* PROBLEM *
All of the entries need to be repeated exactly. Leave nothing out.

Entries from a dataset of interfaces
•••
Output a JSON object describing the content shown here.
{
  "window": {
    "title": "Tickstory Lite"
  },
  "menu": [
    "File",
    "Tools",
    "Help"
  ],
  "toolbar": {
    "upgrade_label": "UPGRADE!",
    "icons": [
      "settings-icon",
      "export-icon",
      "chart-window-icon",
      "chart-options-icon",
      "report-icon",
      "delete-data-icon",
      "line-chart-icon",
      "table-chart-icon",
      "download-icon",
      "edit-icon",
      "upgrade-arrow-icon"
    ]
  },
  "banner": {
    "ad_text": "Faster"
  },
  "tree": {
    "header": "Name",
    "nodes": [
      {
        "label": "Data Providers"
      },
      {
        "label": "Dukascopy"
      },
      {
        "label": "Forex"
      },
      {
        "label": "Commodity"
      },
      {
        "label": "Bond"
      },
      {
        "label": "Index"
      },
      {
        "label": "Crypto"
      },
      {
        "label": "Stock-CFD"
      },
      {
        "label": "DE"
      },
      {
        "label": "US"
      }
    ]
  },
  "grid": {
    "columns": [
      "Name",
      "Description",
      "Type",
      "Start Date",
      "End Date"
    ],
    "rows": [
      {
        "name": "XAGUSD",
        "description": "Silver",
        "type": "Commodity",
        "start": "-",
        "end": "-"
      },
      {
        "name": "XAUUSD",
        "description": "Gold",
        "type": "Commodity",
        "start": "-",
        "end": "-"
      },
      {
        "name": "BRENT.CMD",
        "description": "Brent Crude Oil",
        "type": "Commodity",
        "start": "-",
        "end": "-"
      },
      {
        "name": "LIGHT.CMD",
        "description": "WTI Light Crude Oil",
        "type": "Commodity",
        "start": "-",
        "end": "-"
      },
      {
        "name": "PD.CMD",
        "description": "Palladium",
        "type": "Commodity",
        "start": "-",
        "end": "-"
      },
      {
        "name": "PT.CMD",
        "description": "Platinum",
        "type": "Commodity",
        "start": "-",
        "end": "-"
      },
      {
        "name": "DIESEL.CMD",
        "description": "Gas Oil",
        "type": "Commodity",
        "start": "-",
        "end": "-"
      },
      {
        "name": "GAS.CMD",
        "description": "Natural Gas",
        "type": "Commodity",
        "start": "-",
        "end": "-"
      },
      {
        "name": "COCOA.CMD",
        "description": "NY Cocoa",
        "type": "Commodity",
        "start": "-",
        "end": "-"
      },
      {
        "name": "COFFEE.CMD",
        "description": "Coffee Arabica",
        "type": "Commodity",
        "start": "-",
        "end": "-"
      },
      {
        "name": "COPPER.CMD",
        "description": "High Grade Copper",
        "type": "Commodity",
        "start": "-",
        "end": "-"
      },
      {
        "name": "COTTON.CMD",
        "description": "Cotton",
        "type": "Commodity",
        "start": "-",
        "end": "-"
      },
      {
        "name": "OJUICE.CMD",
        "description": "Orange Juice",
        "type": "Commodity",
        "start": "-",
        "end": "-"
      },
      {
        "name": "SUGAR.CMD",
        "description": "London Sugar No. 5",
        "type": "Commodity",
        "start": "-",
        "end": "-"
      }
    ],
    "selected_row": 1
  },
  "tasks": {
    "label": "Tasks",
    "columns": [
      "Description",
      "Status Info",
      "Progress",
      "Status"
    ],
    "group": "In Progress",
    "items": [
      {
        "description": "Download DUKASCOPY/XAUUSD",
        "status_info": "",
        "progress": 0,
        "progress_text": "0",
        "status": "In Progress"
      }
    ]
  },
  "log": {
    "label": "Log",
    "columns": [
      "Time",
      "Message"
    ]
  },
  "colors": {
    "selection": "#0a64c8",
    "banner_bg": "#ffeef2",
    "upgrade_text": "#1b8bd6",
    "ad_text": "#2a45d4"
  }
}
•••
* SOLUTION FOR THIS EXERCISE *
Output a JSON object describing the content shown here.
{
  "window": {
    "title": "Tickstory Lite"
  },
  "menu": [
    "File",
    "Tools",
    "Help"
  ],
  "toolbar": {
    "upgrade_label": "UPGRADE!",
    "icons": [
      "settings-icon",
      "export-icon",
      "chart-window-icon",
      "chart-options-icon",
      "report-icon",
      "delete-data-icon",
      "line-chart-icon",
      "table-chart-icon",
      "download-icon",
      "edit-icon",
      "upgrade-arrow-icon"
    ]
  },
  "banner": {
    "ad_text": "Faster"
  },
  "tree": {
    "header": "Name",
    "nodes": [
      {
        "label": "Data Providers"
      },
      {
        "label": "Dukascopy"
      },
      {
        "label": "Forex"
      },
      {
        "label": "Commodity"
      },
      {
        "label": "Bond"
      },
      {
        "label": "Index"
      },
      {
        "label": "Crypto"
      },
      {
        "label": "Stock-CFD"
      },
      {
        "label": "DE"
      },
      {
        "label": "US"
      }
    ]
  },
  "grid": {
    "columns": [
      "Name",
      "Description",
      "Type",
      "Start Date",
      "End Date"
    ],
    "rows": [
      {
        "name": "XAGUSD",
        "description": "Silver",
        "type": "Commodity",
        "start": "-",
        "end": "-"
      },
      {
        "name": "XAUUSD",
        "description": "Gold",
        "type": "Commodity",
        "start": "-",
        "end": "-"
      },
      {
        "name": "BRENT.CMD",
        "description": "Brent Crude Oil",
        "type": "Commodity",
        "start": "-",
        "end": "-"
      },
      {
        "name": "LIGHT.CMD",
        "description": "WTI Light Crude Oil",
        "type": "Commodity",
        "start": "-",
        "end": "-"
      },
      {
        "name": "PD.CMD",
        "description": "Palladium",
        "type": "Commodity",
        "start": "-",
        "end": "-"
      },
      {
        "name": "PT.CMD",
        "description": "Platinum",
        "type": "Commodity",
        "start": "-",
        "end": "-"
      },
      {
        "name": "DIESEL.CMD",
        "description": "Gas Oil",
        "type": "Commodity",
        "start": "-",
        "end": "-"
      },
      {
        "name": "GAS.CMD",
        "description": "Natural Gas",
        "type": "Commodity",
        "start": "-",
        "end": "-"
      },
      {
        "name": "COCOA.CMD",
        "description": "NY Cocoa",
        "type": "Commodity",
        "start": "-",
        "end": "-"
      },
      {
        "name": "COFFEE.CMD",
        "description": "Coffee Arabica",
        "type": "Commodity",
        "start": "-",
        "end": "-"
      },
      {
        "name": "COPPER.CMD",
        "description": "High Grade Copper",
        "type": "Commodity",
        "start": "-",
        "end": "-"
      },
      {
        "name": "COTTON.CMD",
        "description": "Cotton",
        "type": "Commodity",
        "start": "-",
        "end": "-"
      },
      {
        "name": "OJUICE.CMD",
        "description": "Orange Juice",
        "type": "Commodity",
        "start": "-",
        "end": "-"
      },
      {
        "name": "SUGAR.CMD",
        "description": "London Sugar No. 5",
        "type": "Commodity",
        "start": "-",
        "end": "-"
      }
    ],
    "selected_row": 1
  },
  "tasks": {
    "label": "Tasks",
    "columns": [
      "Description",
      "Status Info",
      "Progress",
      "Status"
    ],
    "group": "In Progress",
    "items": [
      {
        "description": "Download DUKASCOPY/XAUUSD",
        "status_info": "",
        "progress": 0,
        "progress_text": "0",
        "status": "In Progress"
      }
    ]
  },
  "log": {
    "label": "Log",
    "columns": [
      "Time",
      "Message"
    ]
  },
  "colors": {
    "selection": "#0a64c8",
    "banner_bg": "#ffeef2",
    "upgrade_text": "#1b8bd6",
    "ad_text": "#2a45d4"
  }
}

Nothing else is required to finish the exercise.